It’s usually something you only see on a prime-time cop drama.
For Las Vegas police officer Jesus Jimenez, it became a reality when he successfully delivered a baby in the back seat of a car in east Las Vegas Monday.
“In my police career, it’s the best thing that’s happened to me,” Jimenez said Tuesday.
The call came in about 9:40 a.m. that a woman was in labor at an apartment complex in the 5200 block of East Charleston Boulevard. Dispatchers were having a difficult time contacting the fire department, so Jimenez, who was in the area for a separate call, hurried over.
Jimenez, a five-year veteran of the Metropolitan Police Department, arrived about two minutes later and found a small family in the complex’s parking lot surrounding a young woman in advanced labor.
“I looked around, and I had to make a decision because she looked like she was in severe pain,” Jimenez said.
He had two choices. The grass. Or the car.
Jimenez and the woman’s son helped clear out the back seat of the car, and situated everything.
And just in time.
Just after laying the laboring woman in the back seat, the baby started to make her way out.

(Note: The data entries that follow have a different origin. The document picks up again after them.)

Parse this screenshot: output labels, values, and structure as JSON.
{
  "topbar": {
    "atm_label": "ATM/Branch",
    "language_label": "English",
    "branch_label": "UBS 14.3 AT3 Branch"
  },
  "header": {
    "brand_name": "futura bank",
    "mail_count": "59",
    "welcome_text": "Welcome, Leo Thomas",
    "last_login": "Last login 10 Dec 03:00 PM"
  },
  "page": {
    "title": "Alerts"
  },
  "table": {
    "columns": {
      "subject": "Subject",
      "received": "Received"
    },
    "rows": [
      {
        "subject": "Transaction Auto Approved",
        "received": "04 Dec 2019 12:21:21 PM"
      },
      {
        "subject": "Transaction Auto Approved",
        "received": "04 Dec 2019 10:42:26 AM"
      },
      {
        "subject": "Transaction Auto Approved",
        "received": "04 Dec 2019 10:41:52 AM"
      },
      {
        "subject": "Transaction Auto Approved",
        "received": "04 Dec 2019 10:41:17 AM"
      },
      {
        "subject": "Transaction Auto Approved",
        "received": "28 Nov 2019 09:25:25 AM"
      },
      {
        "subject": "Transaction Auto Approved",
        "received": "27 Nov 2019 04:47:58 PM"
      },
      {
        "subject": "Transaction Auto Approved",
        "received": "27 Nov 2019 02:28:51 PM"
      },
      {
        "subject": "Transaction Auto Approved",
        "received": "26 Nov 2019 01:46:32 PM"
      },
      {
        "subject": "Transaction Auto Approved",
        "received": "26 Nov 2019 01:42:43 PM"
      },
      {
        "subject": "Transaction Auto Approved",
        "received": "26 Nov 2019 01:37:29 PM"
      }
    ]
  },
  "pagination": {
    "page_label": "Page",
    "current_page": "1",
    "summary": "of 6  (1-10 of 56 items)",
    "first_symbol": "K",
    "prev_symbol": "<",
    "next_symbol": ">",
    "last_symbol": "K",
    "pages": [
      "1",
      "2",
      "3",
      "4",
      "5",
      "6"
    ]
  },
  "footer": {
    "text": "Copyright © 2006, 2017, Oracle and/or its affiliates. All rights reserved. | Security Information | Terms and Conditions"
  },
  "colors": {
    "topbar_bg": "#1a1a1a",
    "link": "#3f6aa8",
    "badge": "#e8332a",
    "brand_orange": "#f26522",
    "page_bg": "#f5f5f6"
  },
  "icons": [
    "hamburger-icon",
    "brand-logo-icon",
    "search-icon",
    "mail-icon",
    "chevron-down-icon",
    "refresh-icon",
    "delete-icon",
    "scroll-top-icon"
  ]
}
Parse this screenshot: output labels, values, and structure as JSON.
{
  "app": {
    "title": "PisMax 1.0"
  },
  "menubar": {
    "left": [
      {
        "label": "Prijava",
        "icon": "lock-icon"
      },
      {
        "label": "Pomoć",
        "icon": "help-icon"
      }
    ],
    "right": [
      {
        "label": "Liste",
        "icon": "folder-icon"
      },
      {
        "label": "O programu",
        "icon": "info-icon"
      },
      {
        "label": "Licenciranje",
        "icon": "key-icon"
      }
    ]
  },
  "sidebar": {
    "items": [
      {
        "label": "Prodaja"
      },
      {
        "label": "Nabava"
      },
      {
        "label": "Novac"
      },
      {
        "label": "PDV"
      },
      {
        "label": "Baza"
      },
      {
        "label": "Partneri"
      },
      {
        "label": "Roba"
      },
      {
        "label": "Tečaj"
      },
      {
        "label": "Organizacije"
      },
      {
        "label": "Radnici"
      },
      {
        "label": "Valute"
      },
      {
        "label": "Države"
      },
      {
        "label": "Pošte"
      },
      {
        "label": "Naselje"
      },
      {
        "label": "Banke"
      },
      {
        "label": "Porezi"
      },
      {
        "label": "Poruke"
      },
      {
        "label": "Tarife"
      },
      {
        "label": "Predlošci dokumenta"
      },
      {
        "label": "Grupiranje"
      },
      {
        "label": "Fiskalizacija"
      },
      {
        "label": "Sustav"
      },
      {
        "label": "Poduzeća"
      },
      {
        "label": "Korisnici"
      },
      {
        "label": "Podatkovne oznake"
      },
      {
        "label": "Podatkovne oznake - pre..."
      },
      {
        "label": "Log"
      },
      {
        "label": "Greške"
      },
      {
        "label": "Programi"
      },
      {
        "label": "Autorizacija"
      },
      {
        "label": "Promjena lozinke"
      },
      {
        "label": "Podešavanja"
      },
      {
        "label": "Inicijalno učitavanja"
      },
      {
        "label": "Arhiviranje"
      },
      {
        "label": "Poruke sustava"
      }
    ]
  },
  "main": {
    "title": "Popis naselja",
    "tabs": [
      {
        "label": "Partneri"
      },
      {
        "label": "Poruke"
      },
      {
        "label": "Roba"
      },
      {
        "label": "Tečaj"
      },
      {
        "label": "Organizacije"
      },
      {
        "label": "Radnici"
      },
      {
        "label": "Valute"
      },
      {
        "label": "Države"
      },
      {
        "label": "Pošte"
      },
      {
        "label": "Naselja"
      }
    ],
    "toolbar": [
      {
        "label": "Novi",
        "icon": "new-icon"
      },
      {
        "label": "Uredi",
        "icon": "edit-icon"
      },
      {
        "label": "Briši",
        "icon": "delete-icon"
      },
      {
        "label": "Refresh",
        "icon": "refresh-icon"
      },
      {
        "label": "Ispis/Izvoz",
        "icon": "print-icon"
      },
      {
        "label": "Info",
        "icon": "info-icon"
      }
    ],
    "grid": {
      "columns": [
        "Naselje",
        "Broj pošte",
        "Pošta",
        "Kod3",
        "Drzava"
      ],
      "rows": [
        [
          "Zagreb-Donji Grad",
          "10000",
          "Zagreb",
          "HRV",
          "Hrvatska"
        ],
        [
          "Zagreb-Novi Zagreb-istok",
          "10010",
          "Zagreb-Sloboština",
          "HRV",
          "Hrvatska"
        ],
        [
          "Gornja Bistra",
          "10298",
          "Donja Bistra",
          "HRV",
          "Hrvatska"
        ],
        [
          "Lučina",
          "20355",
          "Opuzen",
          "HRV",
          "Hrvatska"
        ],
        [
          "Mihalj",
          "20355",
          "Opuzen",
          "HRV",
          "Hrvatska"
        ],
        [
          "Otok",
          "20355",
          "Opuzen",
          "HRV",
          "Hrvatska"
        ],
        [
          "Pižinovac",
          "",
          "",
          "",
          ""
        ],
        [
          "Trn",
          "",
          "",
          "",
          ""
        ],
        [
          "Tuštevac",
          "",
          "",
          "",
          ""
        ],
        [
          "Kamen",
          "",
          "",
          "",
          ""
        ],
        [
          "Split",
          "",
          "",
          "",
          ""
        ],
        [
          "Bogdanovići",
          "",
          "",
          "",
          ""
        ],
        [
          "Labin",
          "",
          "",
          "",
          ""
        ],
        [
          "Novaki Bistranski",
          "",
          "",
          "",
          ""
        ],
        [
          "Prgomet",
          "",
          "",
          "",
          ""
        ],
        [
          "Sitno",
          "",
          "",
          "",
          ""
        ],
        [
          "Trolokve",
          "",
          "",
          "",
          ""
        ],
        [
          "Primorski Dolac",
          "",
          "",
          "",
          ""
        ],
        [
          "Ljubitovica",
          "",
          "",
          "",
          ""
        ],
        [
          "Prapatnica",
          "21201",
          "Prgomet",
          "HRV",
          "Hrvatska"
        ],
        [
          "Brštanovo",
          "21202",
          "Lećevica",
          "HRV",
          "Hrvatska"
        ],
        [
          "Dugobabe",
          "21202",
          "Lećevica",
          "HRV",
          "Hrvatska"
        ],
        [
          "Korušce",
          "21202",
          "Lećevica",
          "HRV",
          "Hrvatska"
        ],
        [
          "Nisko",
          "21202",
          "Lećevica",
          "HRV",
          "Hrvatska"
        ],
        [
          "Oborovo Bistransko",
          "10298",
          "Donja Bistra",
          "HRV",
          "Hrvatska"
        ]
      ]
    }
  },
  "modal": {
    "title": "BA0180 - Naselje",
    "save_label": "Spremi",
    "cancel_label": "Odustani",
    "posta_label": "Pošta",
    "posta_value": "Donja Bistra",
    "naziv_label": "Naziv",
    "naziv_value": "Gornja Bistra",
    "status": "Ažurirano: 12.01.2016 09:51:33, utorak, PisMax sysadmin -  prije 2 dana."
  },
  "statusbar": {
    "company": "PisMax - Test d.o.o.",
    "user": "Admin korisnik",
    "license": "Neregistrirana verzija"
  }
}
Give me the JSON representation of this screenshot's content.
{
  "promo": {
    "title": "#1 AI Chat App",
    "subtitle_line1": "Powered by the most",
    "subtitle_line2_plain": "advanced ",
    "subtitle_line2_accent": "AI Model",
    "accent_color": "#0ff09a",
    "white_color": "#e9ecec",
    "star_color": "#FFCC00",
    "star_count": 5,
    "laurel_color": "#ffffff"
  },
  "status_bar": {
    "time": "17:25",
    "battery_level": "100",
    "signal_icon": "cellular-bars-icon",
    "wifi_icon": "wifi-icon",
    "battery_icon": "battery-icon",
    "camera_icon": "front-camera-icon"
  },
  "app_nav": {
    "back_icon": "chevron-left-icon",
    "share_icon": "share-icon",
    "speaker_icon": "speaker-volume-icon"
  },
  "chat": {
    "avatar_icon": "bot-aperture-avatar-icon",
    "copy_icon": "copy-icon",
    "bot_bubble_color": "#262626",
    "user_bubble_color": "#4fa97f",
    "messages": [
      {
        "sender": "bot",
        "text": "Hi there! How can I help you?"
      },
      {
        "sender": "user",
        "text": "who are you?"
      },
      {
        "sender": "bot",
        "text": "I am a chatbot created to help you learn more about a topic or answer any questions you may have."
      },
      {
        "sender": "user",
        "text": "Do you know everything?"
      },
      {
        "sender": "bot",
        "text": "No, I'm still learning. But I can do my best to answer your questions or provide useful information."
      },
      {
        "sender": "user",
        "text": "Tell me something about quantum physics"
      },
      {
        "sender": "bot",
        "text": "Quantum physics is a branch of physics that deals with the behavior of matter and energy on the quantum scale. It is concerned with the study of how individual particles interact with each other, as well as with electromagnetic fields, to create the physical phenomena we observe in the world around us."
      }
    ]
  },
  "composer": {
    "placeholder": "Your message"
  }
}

“She took a breath, and the baby went back in,” Jimenez said. “She took another breath, and the baby came out.”
The officer wrapped the newborn girl in a towel that the grandmother had given him, and the baby began to cry that familiar newborn wail.
But Jimenez, a father of two daughters, noticed that all was not right. The mother was fine, and the baby was crying, but the newborn’s head was pinned to her chest. He removed the towel and noticed umbilical cord was wrapped around the girl’s neck.
He quickly — but carefully — removed the tangled cord, and waited for responding medical personnel to take the mother and newborn daughter to Sunrise Hospital.
“We always see that on TV,” said Capt. Richard Fletcher, Jimenez’s supervisor at Northeast Area Command, “but to actually have it happen … I think it’s pretty cool.”
Jimenez wanted to go with the family to the hospital to keep an eye on them and make sure everyone was healthy. But instead, he had to finish the remainder of his shift.
“I got choked up. It was real special,” Jimenez said. “I had a little bit of trouble concentrating the rest of the day.”
Fletcher, who has been with the department for two decades, said that Jimenez was so calm during the entire situation that he’s considering using the dispatch call for future training.
“That’s not the normal part of police work. But that’s why we become cops,” he said. “You just never know what your day’s gonna be like.”
But Fletcher has come to expect these kind of things of the young officer, who was the area command’s latest employee of the quarter.
“Who else could have been there and been so successful?” Fletcher said. “I’m very, very proud of him.”
Contact reporter Colton Lochhead at firstname.lastname@example.org or 702-383-4638. Follow @ColtonLochhead on Twitter.